• Task material:

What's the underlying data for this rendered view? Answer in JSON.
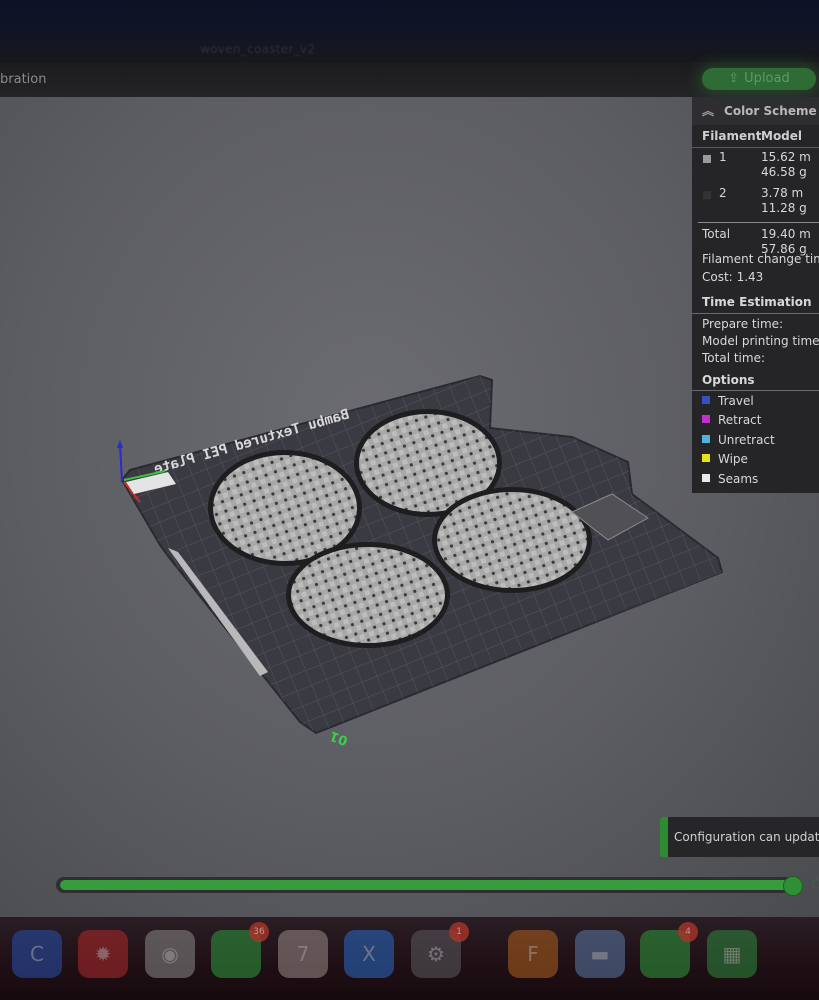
{
  "window": {
    "title": "woven_coaster_v2"
  },
  "toolbar": {
    "partial_item": "bration",
    "upload_label": "Upload",
    "upload_icon": "upload-icon"
  },
  "legend": {
    "header": "Color Scheme",
    "columns": [
      "Filament",
      "Model"
    ],
    "filaments": [
      {
        "id": "1",
        "color": "#9a9a9a",
        "length": "15.62 m",
        "weight": "46.58 g"
      },
      {
        "id": "2",
        "color": "#333335",
        "length": "3.78 m",
        "weight": "11.28 g"
      }
    ],
    "total": {
      "label": "Total",
      "length": "19.40 m",
      "weight": "57.86 g"
    },
    "filament_change_label": "Filament change times",
    "cost_label": "Cost:",
    "cost_value": "1.43",
    "time_section": "Time Estimation",
    "prepare_label": "Prepare time:",
    "model_print_label": "Model printing time:",
    "total_time_label": "Total time:",
    "options_section": "Options",
    "options": [
      {
        "label": "Travel",
        "color": "#3a4fc0"
      },
      {
        "label": "Retract",
        "color": "#c22ed0"
      },
      {
        "label": "Unretract",
        "color": "#4fb3dc"
      },
      {
        "label": "Wipe",
        "color": "#e6e21a"
      },
      {
        "label": "Seams",
        "color": "#e8e8e8"
      }
    ]
  },
  "viewport": {
    "plate_label": "Bambu Textured PEI Plate",
    "plate_number": "01",
    "object_count": 4
  },
  "notification": {
    "text": "Configuration can update now."
  },
  "layer_slider": {
    "value_fraction": 1.0
  },
  "dock": {
    "apps": [
      {
        "name": "app-c",
        "glyph": "C",
        "color": "#2a4fb0",
        "badge": ""
      },
      {
        "name": "app-red",
        "glyph": "✹",
        "color": "#b02a2a",
        "badge": ""
      },
      {
        "name": "chrome",
        "glyph": "◉",
        "color": "#8a8a8a",
        "badge": ""
      },
      {
        "name": "messages",
        "glyph": "",
        "color": "#2e9a3e",
        "badge": "36"
      },
      {
        "name": "calendar",
        "glyph": "7",
        "color": "#9a8a8a",
        "badge": ""
      },
      {
        "name": "xcode",
        "glyph": "X",
        "color": "#2a6ac8",
        "badge": ""
      },
      {
        "name": "settings",
        "glyph": "⚙",
        "color": "#5a5a60",
        "badge": "1"
      },
      {
        "name": "app-orange",
        "glyph": "F",
        "color": "#b0601e",
        "badge": ""
      },
      {
        "name": "preview",
        "glyph": "▬",
        "color": "#5a7aa8",
        "badge": ""
      },
      {
        "name": "facetime",
        "glyph": "",
        "color": "#2e9a3e",
        "badge": "4"
      },
      {
        "name": "numbers",
        "glyph": "▦",
        "color": "#2e8a3e",
        "badge": ""
      }
    ]
  }
}
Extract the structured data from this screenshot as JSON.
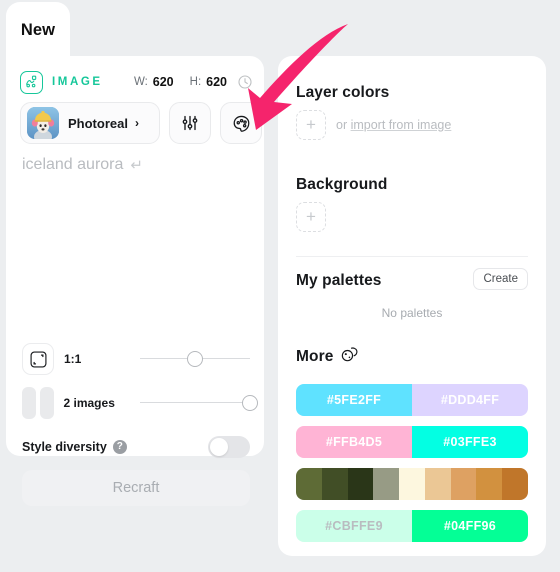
{
  "tab": {
    "label": "New"
  },
  "left": {
    "type_label": "IMAGE",
    "type_icon": "image-node-icon",
    "width_key": "W:",
    "width_value": "620",
    "height_key": "H:",
    "height_value": "620",
    "history_icon": "clock-icon",
    "model": {
      "name": "Photoreal",
      "chevron": "›",
      "thumb_icon": "dog-thumbnail"
    },
    "settings_icon": "sliders-icon",
    "palette_icon": "palette-icon",
    "prompt": {
      "value": "",
      "placeholder": "iceland aurora",
      "enter_glyph": "↵"
    },
    "aspect": {
      "label": "1:1",
      "icon": "crop-frame-icon",
      "slider_percent": 50
    },
    "count": {
      "label": "2 images",
      "icon": "two-images-icon",
      "slider_percent": 100
    },
    "style_diversity": {
      "label": "Style diversity",
      "help_icon": "question-mark-icon",
      "state": "off"
    },
    "recraft_button": {
      "label": "Recraft",
      "disabled": true
    }
  },
  "right": {
    "layer_colors": {
      "title": "Layer colors",
      "add_icon": "plus-icon",
      "or_text": "or ",
      "import_link": "import from image"
    },
    "background": {
      "title": "Background",
      "add_icon": "plus-icon"
    },
    "my_palettes": {
      "title": "My palettes",
      "create_label": "Create",
      "empty_text": "No palettes"
    },
    "more": {
      "title": "More",
      "icon": "dice-icon"
    },
    "palettes": [
      {
        "name": "palette-blue-lavender",
        "segments": [
          {
            "hex": "#5FE2FF",
            "label": "#5FE2FF",
            "text_color": "#ffffff"
          },
          {
            "hex": "#DDD4FF",
            "label": "#DDD4FF",
            "text_color": "#ffffff"
          }
        ]
      },
      {
        "name": "palette-pink-aqua",
        "segments": [
          {
            "hex": "#FFB4D5",
            "label": "#FFB4D5",
            "text_color": "#ffffff"
          },
          {
            "hex": "#03FFE3",
            "label": "#03FFE3",
            "text_color": "#ffffff"
          }
        ]
      },
      {
        "name": "palette-olive-tan",
        "segments": [
          {
            "hex": "#5E6B36",
            "label": "",
            "text_color": "#ffffff"
          },
          {
            "hex": "#414E26",
            "label": "",
            "text_color": "#ffffff"
          },
          {
            "hex": "#2A3618",
            "label": "",
            "text_color": "#ffffff"
          },
          {
            "hex": "#979B85",
            "label": "",
            "text_color": "#ffffff"
          },
          {
            "hex": "#FDF7DF",
            "label": "",
            "text_color": "#ffffff"
          },
          {
            "hex": "#EBC795",
            "label": "",
            "text_color": "#ffffff"
          },
          {
            "hex": "#DEA162",
            "label": "",
            "text_color": "#ffffff"
          },
          {
            "hex": "#D2913F",
            "label": "",
            "text_color": "#ffffff"
          },
          {
            "hex": "#C0762A",
            "label": "",
            "text_color": "#ffffff"
          }
        ]
      },
      {
        "name": "palette-mint-green",
        "segments": [
          {
            "hex": "#CBFFE9",
            "label": "#CBFFE9",
            "text_color": "#b9bcc0"
          },
          {
            "hex": "#04FF96",
            "label": "#04FF96",
            "text_color": "#ffffff"
          }
        ]
      }
    ]
  },
  "annotation": {
    "arrow_icon": "pointer-arrow-icon",
    "color": "#F5246C"
  },
  "theme": {
    "accent": "#16c79a",
    "page_bg": "#eceef0",
    "panel_bg": "#ffffff"
  }
}
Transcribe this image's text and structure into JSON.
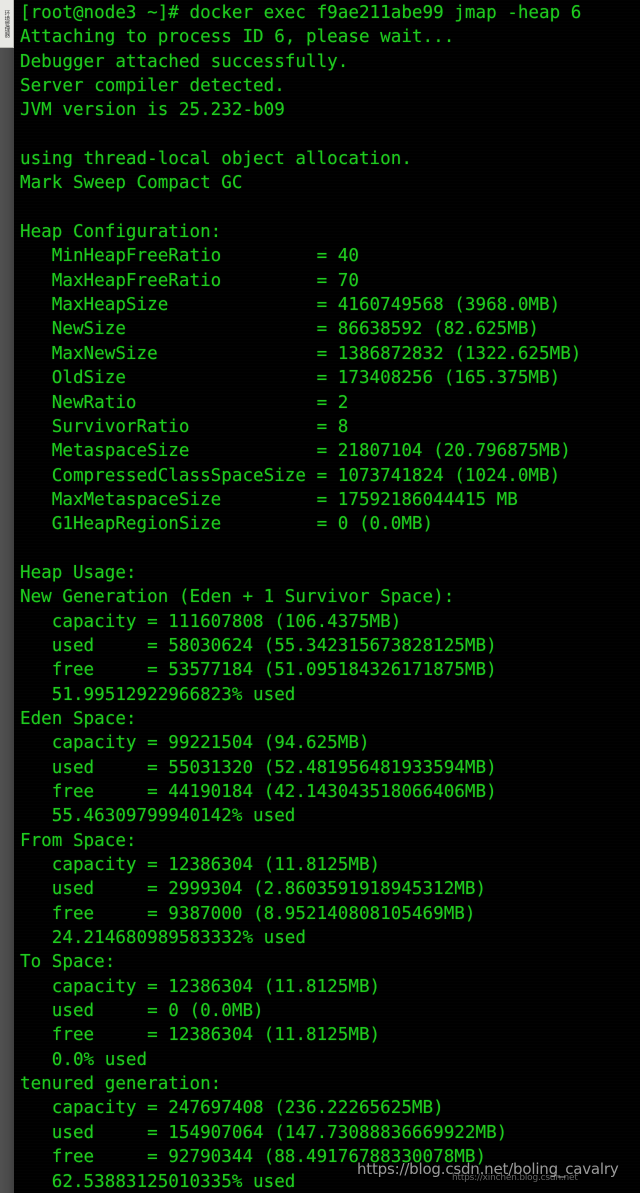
{
  "window": {
    "app": "terminal",
    "background_color": "#000000",
    "text_color": "#1ecb1e",
    "gutter_color": "#474747"
  },
  "sidebar_tab": {
    "label": "环境管理器"
  },
  "terminal": {
    "prompt": "[root@node3 ~]#",
    "command": "docker exec f9ae211abe99 jmap -heap 6",
    "lines": [
      "[root@node3 ~]# docker exec f9ae211abe99 jmap -heap 6",
      "Attaching to process ID 6, please wait...",
      "Debugger attached successfully.",
      "Server compiler detected.",
      "JVM version is 25.232-b09",
      "",
      "using thread-local object allocation.",
      "Mark Sweep Compact GC",
      "",
      "Heap Configuration:",
      "   MinHeapFreeRatio         = 40",
      "   MaxHeapFreeRatio         = 70",
      "   MaxHeapSize              = 4160749568 (3968.0MB)",
      "   NewSize                  = 86638592 (82.625MB)",
      "   MaxNewSize               = 1386872832 (1322.625MB)",
      "   OldSize                  = 173408256 (165.375MB)",
      "   NewRatio                 = 2",
      "   SurvivorRatio            = 8",
      "   MetaspaceSize            = 21807104 (20.796875MB)",
      "   CompressedClassSpaceSize = 1073741824 (1024.0MB)",
      "   MaxMetaspaceSize         = 17592186044415 MB",
      "   G1HeapRegionSize         = 0 (0.0MB)",
      "",
      "Heap Usage:",
      "New Generation (Eden + 1 Survivor Space):",
      "   capacity = 111607808 (106.4375MB)",
      "   used     = 58030624 (55.342315673828125MB)",
      "   free     = 53577184 (51.095184326171875MB)",
      "   51.99512922966823% used",
      "Eden Space:",
      "   capacity = 99221504 (94.625MB)",
      "   used     = 55031320 (52.481956481933594MB)",
      "   free     = 44190184 (42.143043518066406MB)",
      "   55.46309799940142% used",
      "From Space:",
      "   capacity = 12386304 (11.8125MB)",
      "   used     = 2999304 (2.8603591918945312MB)",
      "   free     = 9387000 (8.952140808105469MB)",
      "   24.214680989583332% used",
      "To Space:",
      "   capacity = 12386304 (11.8125MB)",
      "   used     = 0 (0.0MB)",
      "   free     = 12386304 (11.8125MB)",
      "   0.0% used",
      "tenured generation:",
      "   capacity = 247697408 (236.22265625MB)",
      "   used     = 154907064 (147.73088836669922MB)",
      "   free     = 92790344 (88.49176788330078MB)",
      "   62.53883125010335% used"
    ]
  },
  "watermarks": {
    "main": "https://blog.csdn.net/boling_cavalry",
    "sub": "https://xinchen.blog.csdn.net"
  }
}
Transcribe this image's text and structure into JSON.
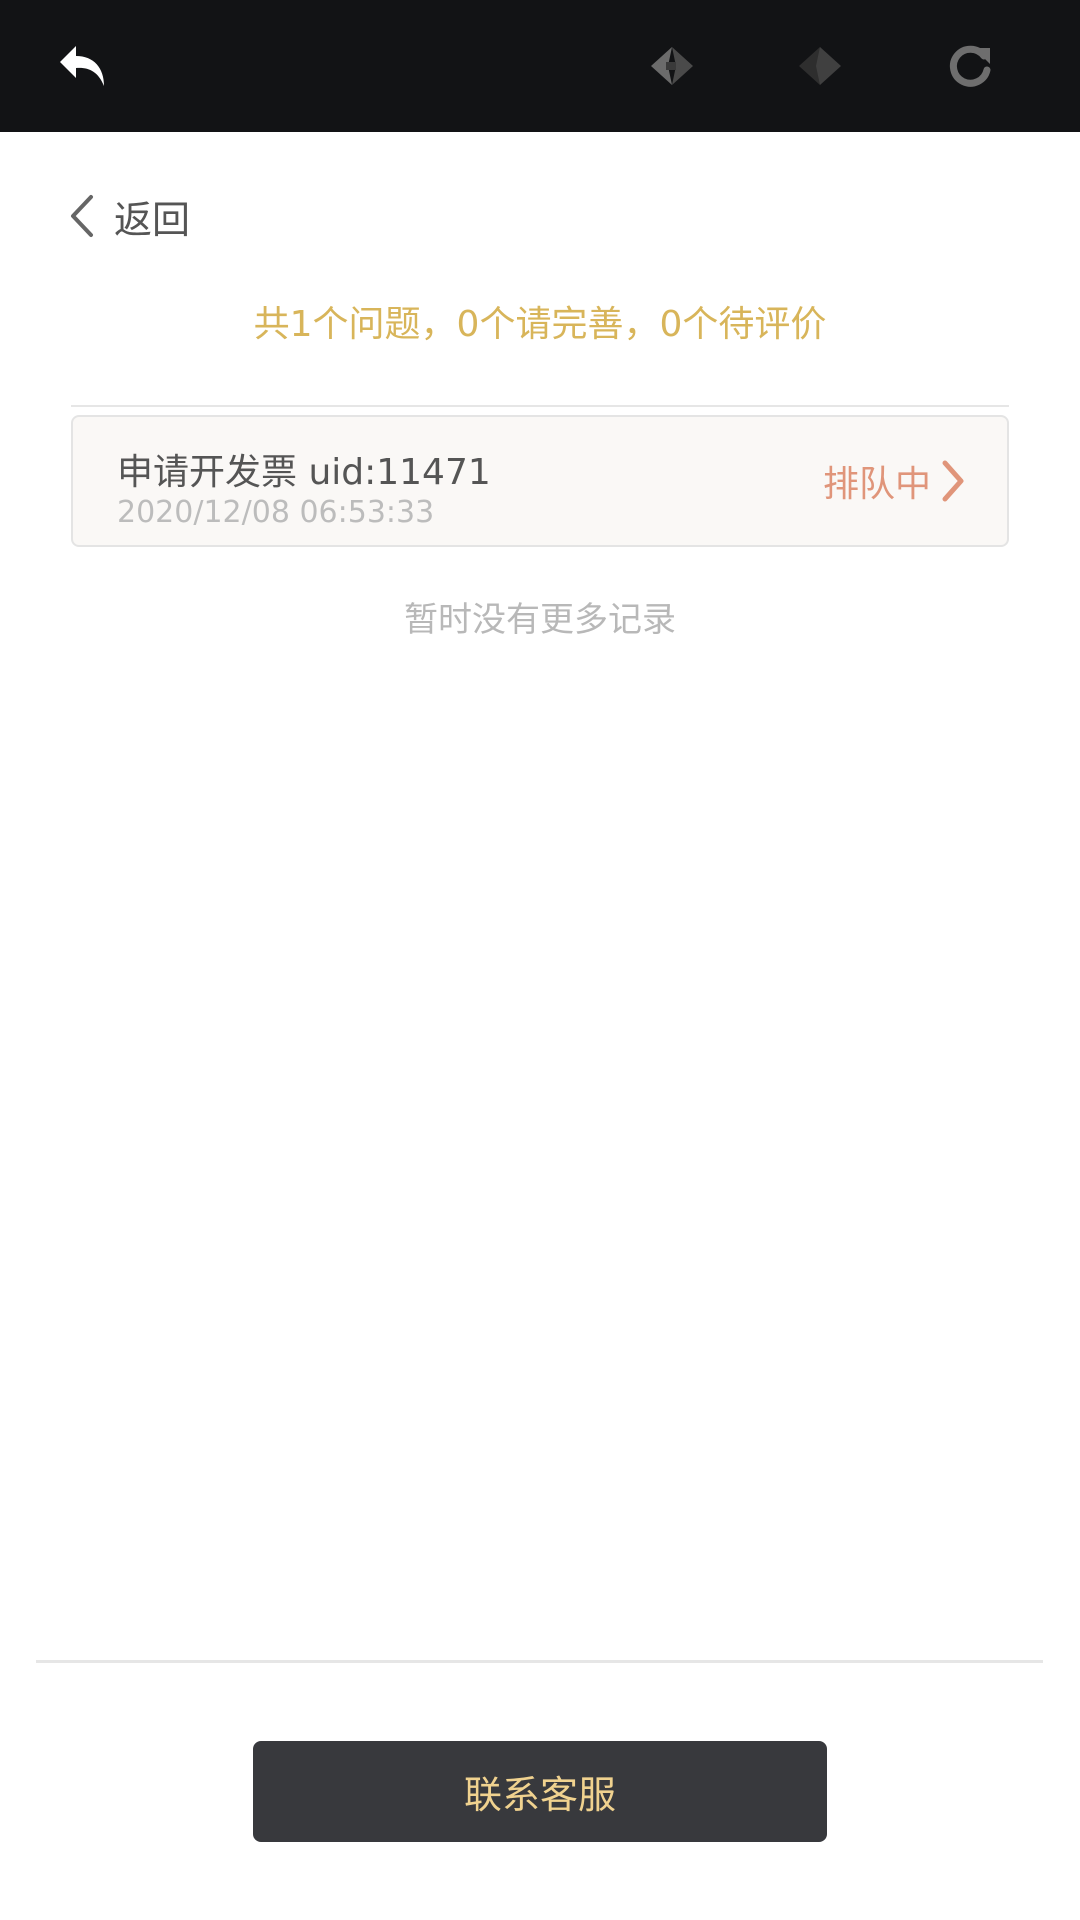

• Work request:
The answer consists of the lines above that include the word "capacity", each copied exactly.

• Result of the task:
      "   capacity = 111607808 (106.4375MB)",
      "   capacity = 99221504 (94.625MB)",
      "   capacity = 12386304 (11.8125MB)",
      "   capacity = 12386304 (11.8125MB)",
      "   capacity = 247697408 (236.22265625MB)",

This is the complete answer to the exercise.